Aim of the task ->
Determine the number of lines in the data below that contain the string "Issues", and respond with that number alone.

Records supplied ->
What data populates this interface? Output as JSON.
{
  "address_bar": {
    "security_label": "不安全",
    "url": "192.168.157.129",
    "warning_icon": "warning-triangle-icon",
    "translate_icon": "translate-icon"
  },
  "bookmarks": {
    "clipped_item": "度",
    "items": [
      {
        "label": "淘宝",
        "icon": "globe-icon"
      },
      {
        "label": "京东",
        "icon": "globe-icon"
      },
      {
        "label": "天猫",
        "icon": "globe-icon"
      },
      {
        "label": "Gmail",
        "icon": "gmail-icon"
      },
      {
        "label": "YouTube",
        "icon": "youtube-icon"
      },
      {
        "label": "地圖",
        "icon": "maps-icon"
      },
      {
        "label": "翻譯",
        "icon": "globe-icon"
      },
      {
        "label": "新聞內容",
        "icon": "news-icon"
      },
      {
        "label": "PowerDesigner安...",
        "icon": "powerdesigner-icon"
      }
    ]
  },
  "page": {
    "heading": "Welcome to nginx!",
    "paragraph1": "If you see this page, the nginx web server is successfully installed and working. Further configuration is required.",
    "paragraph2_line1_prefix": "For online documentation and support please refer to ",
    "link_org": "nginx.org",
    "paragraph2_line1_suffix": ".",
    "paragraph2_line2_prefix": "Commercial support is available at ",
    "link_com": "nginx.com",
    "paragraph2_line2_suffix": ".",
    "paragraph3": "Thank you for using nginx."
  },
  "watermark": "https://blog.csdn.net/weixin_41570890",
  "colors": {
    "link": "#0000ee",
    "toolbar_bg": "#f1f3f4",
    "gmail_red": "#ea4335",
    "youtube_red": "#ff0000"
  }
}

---

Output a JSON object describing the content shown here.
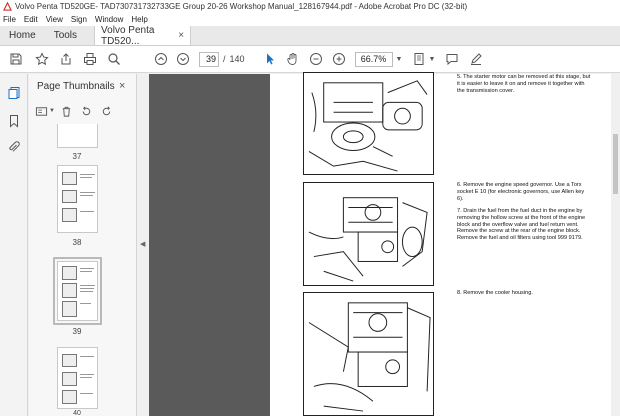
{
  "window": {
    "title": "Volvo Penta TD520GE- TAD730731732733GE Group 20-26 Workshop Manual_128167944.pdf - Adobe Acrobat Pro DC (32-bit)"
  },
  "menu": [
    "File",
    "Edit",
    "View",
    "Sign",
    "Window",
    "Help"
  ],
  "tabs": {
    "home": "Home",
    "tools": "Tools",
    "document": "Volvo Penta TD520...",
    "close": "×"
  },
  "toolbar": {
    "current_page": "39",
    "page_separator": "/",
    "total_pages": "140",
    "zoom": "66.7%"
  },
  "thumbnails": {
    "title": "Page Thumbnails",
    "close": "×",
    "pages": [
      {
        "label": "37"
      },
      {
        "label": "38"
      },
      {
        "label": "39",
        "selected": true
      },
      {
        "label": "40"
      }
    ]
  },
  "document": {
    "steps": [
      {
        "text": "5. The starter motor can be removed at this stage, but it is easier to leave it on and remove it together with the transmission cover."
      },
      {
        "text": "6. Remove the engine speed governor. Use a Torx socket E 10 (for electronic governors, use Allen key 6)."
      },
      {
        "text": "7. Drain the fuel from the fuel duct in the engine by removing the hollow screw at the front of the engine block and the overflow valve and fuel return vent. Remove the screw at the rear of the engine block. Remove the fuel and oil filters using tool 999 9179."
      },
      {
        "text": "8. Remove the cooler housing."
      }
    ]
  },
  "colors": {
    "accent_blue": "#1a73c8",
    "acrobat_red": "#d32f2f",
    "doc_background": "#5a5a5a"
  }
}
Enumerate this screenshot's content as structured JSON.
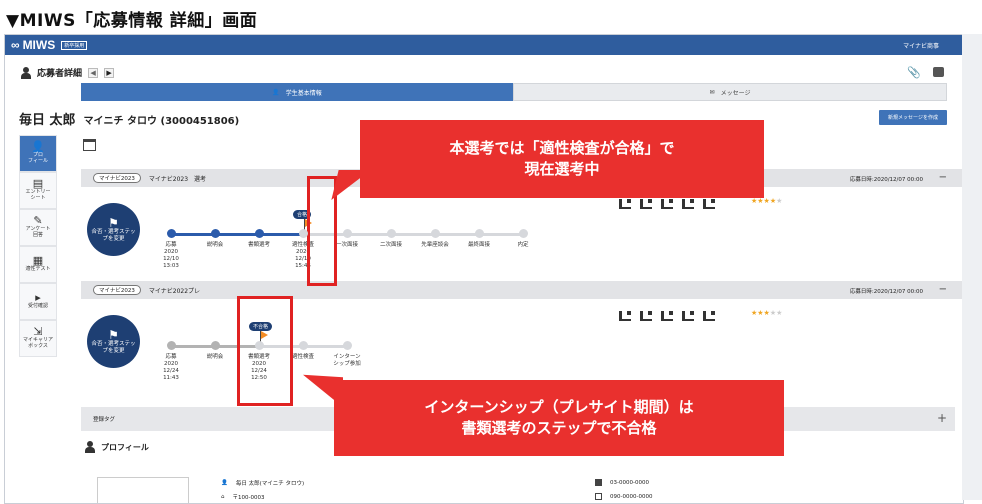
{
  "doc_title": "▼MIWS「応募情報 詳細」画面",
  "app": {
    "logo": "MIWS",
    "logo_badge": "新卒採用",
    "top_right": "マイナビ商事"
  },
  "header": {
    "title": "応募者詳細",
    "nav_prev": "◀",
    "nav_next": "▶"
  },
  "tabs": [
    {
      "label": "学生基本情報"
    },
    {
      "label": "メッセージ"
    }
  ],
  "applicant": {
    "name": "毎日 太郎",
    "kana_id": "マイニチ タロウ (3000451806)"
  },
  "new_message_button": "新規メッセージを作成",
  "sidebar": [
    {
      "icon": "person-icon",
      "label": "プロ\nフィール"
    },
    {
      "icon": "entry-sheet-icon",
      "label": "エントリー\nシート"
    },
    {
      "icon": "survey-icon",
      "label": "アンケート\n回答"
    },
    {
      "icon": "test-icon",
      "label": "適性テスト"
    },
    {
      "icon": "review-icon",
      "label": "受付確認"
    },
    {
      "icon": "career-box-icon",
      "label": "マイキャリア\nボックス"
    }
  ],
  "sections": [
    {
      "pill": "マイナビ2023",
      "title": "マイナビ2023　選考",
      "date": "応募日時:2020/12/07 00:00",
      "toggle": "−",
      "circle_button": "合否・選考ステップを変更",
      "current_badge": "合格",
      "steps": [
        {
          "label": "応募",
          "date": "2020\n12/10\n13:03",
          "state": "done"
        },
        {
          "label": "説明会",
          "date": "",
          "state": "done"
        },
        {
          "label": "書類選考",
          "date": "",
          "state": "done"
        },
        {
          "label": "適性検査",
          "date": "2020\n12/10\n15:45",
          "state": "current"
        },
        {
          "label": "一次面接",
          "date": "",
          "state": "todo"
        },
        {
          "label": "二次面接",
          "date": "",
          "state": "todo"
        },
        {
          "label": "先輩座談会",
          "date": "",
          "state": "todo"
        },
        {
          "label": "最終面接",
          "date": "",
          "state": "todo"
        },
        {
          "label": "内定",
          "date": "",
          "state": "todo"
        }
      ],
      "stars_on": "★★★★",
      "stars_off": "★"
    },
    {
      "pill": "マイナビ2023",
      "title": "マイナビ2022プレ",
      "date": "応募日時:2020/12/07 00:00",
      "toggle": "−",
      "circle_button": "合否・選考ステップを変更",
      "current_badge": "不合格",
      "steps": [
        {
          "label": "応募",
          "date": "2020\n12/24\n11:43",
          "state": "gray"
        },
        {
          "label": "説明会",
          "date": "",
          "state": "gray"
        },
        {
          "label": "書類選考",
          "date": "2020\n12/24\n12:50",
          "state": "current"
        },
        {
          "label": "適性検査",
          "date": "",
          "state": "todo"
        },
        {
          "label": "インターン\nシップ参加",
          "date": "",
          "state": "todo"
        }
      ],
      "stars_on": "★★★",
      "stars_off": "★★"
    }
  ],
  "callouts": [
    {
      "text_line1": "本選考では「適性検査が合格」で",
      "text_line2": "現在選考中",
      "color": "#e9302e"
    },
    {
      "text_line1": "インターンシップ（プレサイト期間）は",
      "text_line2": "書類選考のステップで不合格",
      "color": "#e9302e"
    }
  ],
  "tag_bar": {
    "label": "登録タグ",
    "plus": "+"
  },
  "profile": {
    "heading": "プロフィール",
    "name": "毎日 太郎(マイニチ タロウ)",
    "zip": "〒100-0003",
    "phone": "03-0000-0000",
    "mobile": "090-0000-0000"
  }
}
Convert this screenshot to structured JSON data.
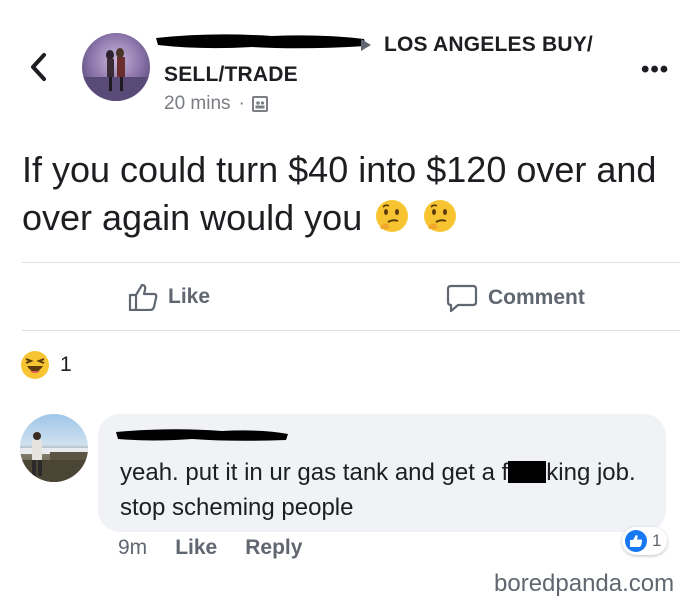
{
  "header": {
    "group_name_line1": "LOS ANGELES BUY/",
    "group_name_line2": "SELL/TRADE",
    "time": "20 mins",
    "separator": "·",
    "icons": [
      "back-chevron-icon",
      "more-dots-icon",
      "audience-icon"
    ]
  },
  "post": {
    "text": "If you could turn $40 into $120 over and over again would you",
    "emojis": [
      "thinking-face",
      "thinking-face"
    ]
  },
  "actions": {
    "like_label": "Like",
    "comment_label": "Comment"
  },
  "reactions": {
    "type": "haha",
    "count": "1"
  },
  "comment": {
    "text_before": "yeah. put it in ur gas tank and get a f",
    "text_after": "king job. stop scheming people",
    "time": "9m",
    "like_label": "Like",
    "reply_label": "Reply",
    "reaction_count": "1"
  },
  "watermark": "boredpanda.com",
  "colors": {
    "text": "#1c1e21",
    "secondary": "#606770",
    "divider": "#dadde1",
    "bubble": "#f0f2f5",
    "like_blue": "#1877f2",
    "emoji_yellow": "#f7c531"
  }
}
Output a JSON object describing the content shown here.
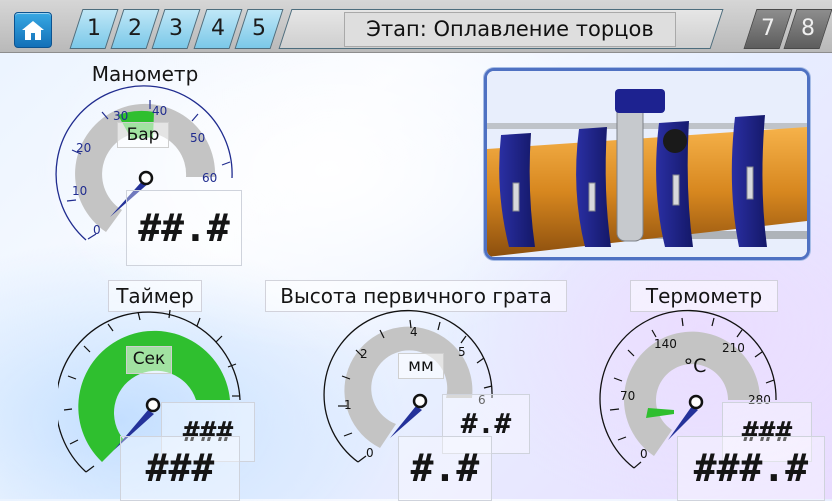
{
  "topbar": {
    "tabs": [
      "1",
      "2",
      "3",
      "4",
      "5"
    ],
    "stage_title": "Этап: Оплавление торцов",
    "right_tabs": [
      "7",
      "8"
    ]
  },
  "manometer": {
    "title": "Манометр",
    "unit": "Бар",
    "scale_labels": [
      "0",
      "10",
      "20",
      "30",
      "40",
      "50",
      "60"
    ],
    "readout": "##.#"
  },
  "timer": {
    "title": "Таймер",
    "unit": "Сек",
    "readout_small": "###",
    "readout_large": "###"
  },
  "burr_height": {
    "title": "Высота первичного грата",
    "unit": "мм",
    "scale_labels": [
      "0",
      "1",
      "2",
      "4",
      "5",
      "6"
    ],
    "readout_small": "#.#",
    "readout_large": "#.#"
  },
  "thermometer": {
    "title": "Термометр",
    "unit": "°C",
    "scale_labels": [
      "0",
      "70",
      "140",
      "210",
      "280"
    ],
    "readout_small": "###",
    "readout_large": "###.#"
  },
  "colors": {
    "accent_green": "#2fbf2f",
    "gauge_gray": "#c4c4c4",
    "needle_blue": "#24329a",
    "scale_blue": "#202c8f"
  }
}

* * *

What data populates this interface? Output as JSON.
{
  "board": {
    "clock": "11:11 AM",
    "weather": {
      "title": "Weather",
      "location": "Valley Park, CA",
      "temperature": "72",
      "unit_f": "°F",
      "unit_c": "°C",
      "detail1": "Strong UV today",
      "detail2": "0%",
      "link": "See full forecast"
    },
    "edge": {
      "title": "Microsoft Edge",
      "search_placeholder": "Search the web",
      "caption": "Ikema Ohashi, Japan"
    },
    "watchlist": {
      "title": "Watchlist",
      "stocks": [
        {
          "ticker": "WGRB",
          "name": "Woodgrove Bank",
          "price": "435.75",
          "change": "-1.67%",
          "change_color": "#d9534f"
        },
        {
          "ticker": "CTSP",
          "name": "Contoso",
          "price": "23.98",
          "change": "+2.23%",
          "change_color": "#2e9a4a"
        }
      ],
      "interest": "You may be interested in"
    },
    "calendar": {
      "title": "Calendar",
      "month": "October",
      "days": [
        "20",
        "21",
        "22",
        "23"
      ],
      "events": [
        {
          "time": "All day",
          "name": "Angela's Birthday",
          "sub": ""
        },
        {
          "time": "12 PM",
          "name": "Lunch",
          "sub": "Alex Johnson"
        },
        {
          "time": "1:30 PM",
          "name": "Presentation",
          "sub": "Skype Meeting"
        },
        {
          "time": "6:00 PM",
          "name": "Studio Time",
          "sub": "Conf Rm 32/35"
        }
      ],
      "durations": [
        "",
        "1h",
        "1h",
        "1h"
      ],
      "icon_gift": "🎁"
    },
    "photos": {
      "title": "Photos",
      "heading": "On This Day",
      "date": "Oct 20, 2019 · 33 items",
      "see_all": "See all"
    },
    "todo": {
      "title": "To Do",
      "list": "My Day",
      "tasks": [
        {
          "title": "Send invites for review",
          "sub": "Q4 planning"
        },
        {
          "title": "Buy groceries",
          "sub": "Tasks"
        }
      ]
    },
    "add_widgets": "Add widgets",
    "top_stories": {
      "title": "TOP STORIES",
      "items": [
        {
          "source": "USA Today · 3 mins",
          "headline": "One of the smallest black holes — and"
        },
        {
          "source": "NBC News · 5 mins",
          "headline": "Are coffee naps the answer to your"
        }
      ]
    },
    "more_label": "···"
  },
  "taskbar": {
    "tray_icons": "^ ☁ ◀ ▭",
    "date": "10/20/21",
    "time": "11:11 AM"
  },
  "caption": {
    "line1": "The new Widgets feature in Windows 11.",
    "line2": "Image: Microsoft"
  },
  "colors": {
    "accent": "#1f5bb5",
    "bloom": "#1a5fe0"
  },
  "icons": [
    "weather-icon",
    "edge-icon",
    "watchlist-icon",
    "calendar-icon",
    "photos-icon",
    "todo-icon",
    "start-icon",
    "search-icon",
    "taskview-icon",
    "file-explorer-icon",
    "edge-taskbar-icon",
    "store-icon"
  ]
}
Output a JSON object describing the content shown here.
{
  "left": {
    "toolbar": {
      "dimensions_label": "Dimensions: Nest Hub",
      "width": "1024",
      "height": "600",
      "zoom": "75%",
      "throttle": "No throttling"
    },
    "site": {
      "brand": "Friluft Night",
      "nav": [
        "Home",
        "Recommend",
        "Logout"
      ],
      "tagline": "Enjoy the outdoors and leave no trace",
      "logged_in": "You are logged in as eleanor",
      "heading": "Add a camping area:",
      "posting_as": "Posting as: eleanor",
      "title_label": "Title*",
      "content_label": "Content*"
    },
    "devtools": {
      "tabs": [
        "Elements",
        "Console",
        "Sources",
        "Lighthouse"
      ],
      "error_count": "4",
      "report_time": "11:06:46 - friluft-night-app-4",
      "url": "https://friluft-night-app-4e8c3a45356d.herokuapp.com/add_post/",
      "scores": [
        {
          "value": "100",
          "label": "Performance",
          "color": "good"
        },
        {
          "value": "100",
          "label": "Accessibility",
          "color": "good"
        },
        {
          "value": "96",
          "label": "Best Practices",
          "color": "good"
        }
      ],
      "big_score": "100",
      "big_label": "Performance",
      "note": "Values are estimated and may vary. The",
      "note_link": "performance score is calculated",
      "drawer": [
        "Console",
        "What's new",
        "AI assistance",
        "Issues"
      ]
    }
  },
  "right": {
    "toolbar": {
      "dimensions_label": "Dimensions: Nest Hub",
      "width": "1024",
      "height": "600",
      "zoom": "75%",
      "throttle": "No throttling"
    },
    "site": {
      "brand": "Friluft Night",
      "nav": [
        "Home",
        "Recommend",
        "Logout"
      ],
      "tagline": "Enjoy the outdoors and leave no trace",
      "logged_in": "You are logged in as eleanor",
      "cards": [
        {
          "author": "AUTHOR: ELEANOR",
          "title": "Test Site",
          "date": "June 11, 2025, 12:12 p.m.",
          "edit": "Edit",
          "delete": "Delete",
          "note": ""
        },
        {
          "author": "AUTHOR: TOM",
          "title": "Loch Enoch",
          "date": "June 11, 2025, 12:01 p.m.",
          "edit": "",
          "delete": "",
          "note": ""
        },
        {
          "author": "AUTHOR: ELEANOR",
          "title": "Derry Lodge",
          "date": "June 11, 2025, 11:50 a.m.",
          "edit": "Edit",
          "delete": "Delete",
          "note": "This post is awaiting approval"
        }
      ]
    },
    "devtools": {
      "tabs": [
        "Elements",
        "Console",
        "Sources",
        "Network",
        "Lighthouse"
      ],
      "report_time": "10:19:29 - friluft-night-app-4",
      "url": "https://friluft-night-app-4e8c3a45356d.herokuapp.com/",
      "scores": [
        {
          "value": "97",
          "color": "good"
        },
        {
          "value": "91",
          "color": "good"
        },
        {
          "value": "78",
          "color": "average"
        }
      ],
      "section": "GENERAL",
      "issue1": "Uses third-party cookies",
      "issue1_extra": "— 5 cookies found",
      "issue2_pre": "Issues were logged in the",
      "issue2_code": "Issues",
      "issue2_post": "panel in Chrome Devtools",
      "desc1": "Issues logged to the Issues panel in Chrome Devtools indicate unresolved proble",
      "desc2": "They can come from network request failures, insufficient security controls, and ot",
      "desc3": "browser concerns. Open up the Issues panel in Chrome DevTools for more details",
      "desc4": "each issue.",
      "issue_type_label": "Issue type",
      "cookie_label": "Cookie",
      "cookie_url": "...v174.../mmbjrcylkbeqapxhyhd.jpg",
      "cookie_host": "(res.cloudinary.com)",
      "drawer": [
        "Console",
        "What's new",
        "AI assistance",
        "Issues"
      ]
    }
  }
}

Response to the exercise ->
6